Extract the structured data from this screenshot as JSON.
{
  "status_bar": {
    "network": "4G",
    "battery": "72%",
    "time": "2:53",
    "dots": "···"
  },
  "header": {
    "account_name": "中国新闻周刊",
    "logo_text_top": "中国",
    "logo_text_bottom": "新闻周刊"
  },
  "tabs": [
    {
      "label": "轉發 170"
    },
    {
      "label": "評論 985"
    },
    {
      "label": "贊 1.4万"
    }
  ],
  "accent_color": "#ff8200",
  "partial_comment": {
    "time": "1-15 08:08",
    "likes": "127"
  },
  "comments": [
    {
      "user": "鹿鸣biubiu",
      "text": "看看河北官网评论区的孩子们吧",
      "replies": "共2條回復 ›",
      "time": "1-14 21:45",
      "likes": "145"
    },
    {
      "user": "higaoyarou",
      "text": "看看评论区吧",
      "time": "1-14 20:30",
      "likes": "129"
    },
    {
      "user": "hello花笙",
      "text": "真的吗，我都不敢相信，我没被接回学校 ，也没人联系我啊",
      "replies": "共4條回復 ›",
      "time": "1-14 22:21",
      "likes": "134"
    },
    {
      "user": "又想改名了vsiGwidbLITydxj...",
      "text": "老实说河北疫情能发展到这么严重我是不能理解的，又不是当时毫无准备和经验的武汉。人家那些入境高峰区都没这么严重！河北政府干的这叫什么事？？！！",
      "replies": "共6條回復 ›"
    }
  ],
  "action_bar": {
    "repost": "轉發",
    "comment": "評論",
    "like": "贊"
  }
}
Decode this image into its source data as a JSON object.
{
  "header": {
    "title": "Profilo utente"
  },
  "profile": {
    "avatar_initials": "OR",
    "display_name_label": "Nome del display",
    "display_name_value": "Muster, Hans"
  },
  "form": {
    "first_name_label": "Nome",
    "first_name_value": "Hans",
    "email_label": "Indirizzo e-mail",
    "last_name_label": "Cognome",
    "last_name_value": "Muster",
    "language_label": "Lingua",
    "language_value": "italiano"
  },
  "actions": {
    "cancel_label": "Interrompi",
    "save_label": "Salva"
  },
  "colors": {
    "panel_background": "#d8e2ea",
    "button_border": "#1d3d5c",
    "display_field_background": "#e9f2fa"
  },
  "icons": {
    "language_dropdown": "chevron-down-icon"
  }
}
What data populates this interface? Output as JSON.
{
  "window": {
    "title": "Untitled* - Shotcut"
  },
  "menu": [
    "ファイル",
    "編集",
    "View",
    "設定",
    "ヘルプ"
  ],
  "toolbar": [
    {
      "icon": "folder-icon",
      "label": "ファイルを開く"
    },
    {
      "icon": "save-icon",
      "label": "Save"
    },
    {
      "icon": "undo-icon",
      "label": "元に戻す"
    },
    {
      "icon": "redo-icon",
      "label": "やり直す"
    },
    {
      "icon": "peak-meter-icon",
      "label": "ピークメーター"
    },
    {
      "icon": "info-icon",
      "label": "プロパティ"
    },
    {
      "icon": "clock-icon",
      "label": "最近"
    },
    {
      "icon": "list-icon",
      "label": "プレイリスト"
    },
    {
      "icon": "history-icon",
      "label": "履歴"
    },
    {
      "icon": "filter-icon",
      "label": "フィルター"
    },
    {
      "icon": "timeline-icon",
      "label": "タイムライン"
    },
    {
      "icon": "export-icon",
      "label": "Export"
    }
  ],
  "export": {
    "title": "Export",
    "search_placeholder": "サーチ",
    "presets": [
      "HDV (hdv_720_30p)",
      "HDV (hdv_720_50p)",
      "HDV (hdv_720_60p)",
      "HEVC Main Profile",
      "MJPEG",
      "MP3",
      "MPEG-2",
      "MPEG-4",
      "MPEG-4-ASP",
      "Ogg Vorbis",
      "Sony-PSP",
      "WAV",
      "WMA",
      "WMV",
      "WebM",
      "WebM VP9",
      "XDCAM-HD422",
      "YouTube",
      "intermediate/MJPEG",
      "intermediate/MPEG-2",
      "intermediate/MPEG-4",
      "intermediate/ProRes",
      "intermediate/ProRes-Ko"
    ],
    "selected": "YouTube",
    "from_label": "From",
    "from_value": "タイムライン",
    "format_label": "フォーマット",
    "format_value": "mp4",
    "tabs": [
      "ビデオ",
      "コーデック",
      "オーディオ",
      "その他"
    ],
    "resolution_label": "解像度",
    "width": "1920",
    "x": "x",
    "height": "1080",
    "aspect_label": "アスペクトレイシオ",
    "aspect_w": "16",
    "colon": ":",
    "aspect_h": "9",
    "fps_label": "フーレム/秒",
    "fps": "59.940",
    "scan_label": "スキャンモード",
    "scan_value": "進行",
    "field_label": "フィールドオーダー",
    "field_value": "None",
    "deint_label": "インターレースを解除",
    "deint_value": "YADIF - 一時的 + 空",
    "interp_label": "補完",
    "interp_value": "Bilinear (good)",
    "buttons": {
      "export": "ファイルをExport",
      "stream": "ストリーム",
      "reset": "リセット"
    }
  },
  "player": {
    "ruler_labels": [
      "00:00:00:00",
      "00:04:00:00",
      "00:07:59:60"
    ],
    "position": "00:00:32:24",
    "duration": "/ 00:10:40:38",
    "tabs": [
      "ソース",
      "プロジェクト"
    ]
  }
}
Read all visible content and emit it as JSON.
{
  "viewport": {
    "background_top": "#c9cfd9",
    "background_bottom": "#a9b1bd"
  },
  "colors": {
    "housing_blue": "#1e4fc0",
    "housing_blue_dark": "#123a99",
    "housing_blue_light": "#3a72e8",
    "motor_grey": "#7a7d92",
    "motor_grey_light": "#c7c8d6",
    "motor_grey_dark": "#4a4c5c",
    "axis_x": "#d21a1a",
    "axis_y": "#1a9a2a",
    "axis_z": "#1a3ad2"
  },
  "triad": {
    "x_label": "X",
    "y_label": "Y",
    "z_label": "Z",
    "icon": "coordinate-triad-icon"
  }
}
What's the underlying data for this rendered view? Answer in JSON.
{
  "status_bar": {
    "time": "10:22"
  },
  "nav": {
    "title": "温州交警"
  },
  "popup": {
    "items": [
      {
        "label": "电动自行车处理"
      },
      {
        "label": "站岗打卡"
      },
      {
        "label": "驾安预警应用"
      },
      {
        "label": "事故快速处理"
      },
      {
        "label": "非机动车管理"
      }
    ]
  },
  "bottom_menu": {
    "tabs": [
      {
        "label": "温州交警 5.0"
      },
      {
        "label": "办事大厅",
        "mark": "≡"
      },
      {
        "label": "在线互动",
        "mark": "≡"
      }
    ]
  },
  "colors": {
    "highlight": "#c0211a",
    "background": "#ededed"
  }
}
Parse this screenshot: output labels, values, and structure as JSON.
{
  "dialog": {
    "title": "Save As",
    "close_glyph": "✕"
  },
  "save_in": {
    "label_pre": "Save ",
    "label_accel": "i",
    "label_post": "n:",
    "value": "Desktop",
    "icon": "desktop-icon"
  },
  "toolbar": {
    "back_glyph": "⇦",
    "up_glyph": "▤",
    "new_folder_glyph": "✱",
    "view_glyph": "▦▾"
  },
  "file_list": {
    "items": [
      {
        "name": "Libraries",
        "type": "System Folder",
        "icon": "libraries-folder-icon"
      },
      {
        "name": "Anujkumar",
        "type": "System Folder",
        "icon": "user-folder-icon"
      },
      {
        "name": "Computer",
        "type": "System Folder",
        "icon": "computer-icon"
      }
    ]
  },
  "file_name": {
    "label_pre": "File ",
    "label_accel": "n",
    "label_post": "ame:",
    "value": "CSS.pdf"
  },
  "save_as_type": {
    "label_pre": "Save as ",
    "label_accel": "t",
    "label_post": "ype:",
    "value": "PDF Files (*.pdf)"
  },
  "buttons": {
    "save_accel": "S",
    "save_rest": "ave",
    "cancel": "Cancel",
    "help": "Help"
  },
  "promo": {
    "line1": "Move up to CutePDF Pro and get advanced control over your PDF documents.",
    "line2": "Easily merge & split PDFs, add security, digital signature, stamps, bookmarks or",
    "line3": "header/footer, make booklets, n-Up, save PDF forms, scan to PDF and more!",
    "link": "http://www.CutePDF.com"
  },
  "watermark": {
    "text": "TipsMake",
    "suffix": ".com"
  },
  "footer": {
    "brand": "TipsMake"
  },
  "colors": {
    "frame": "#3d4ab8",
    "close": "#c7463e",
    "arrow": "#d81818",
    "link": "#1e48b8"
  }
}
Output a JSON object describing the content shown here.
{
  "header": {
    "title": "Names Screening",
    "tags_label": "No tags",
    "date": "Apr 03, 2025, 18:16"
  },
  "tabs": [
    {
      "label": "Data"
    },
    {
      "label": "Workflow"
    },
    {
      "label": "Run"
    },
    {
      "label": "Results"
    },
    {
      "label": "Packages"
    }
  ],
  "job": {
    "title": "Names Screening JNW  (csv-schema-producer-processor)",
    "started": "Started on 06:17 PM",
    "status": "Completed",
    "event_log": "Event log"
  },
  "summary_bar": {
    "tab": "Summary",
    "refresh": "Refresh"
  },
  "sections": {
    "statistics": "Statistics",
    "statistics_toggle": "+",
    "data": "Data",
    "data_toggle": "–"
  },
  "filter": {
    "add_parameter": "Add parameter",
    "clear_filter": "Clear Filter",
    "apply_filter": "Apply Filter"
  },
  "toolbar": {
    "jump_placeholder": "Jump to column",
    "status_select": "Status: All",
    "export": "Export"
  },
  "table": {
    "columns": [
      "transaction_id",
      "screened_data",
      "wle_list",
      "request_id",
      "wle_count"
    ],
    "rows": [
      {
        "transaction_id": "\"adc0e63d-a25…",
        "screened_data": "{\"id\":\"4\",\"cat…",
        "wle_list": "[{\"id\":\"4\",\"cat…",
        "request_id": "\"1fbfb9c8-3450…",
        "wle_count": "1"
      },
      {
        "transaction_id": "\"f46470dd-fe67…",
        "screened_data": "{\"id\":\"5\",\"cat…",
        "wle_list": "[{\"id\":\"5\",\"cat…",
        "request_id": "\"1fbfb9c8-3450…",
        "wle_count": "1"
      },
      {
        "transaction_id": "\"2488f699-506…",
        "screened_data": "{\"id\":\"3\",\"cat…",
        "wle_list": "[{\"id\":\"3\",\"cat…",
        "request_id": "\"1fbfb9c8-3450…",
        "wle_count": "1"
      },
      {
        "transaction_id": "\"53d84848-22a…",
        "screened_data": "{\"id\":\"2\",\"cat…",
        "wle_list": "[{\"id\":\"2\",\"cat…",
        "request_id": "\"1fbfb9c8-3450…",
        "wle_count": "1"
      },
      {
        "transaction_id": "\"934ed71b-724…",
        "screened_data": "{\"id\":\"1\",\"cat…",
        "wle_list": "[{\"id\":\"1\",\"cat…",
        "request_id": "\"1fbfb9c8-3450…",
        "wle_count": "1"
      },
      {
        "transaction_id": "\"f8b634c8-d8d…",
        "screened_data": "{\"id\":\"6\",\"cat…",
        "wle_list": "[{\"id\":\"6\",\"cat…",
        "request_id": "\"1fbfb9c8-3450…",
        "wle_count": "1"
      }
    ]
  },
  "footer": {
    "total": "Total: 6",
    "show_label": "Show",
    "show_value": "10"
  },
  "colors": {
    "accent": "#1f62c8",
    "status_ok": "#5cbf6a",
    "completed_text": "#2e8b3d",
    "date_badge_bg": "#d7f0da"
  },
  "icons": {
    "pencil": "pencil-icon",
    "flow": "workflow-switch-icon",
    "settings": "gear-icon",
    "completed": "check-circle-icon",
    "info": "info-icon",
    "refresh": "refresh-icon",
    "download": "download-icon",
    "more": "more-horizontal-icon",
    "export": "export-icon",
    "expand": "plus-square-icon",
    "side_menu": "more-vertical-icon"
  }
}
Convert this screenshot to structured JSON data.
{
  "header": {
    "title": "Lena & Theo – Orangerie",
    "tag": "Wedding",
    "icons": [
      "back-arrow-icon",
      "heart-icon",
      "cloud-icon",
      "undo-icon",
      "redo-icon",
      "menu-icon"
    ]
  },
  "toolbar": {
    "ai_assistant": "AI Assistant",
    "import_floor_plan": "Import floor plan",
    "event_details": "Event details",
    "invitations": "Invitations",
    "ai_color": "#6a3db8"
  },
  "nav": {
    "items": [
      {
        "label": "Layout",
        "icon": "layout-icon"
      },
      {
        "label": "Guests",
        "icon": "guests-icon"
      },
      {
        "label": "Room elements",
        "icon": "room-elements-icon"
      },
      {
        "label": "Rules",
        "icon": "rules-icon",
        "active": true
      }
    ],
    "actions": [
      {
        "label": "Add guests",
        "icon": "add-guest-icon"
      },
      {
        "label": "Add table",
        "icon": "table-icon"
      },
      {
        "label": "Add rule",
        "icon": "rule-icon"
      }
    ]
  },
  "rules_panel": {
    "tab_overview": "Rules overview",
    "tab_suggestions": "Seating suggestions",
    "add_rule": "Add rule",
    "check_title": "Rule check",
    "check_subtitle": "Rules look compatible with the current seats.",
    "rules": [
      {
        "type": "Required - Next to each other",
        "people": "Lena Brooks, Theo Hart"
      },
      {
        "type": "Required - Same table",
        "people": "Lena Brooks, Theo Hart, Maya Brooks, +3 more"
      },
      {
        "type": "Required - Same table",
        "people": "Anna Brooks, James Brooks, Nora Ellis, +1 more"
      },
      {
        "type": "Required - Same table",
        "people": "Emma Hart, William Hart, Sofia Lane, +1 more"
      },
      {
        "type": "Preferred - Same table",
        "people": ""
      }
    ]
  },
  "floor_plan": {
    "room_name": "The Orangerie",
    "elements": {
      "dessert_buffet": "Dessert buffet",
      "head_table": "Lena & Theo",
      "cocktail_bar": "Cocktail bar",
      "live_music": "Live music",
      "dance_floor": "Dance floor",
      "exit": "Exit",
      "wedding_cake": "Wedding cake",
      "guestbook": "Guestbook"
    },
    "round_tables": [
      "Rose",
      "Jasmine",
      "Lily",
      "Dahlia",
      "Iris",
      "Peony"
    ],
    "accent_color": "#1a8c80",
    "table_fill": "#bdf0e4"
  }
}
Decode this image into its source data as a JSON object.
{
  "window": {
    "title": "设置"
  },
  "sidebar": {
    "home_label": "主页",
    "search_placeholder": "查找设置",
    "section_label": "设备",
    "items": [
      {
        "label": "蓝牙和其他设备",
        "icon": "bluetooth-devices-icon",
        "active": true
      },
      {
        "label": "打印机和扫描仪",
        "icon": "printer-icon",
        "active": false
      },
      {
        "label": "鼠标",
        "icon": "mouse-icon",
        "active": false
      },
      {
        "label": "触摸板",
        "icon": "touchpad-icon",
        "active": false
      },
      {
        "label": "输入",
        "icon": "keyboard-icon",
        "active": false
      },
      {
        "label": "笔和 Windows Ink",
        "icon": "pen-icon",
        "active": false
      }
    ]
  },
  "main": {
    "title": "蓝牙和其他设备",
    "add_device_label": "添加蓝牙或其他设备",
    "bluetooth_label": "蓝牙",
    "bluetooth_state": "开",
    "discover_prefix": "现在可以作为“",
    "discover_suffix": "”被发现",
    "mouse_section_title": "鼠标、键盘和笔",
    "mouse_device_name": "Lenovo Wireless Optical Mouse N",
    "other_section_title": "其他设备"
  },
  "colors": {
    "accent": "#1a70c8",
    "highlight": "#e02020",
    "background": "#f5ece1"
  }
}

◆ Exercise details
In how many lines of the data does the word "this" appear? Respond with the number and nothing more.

◆ Exercise answer
7